Count the lines of the data that have the word "text", then report the number without anything else.

*** Opening of Information provided ***

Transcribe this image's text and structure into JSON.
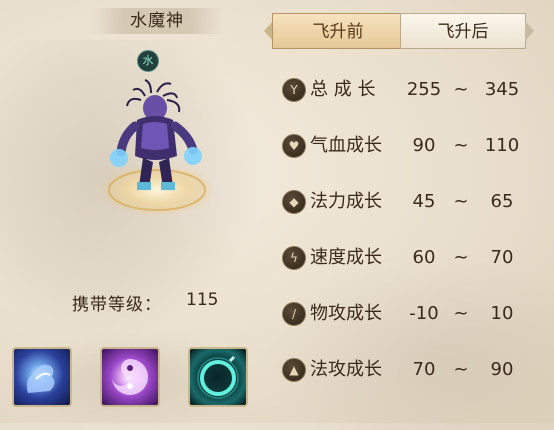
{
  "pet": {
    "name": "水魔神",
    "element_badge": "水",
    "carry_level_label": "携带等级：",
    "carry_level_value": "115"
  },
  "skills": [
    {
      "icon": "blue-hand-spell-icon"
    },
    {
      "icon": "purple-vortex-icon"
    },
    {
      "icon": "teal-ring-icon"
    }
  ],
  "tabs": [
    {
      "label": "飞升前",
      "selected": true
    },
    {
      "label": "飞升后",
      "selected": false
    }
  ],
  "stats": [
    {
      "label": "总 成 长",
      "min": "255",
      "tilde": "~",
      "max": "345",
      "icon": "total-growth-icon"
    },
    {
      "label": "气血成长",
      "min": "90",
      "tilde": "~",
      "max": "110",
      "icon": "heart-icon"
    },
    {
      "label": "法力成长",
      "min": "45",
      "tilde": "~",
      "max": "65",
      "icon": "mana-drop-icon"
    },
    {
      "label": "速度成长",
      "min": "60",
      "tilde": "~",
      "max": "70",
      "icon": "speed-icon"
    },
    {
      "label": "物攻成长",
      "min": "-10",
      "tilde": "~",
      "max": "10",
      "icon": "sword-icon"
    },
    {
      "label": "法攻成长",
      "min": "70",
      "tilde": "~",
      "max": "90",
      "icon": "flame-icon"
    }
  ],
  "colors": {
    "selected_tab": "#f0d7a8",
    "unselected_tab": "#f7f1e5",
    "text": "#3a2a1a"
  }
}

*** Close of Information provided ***

### Exercise solution:
2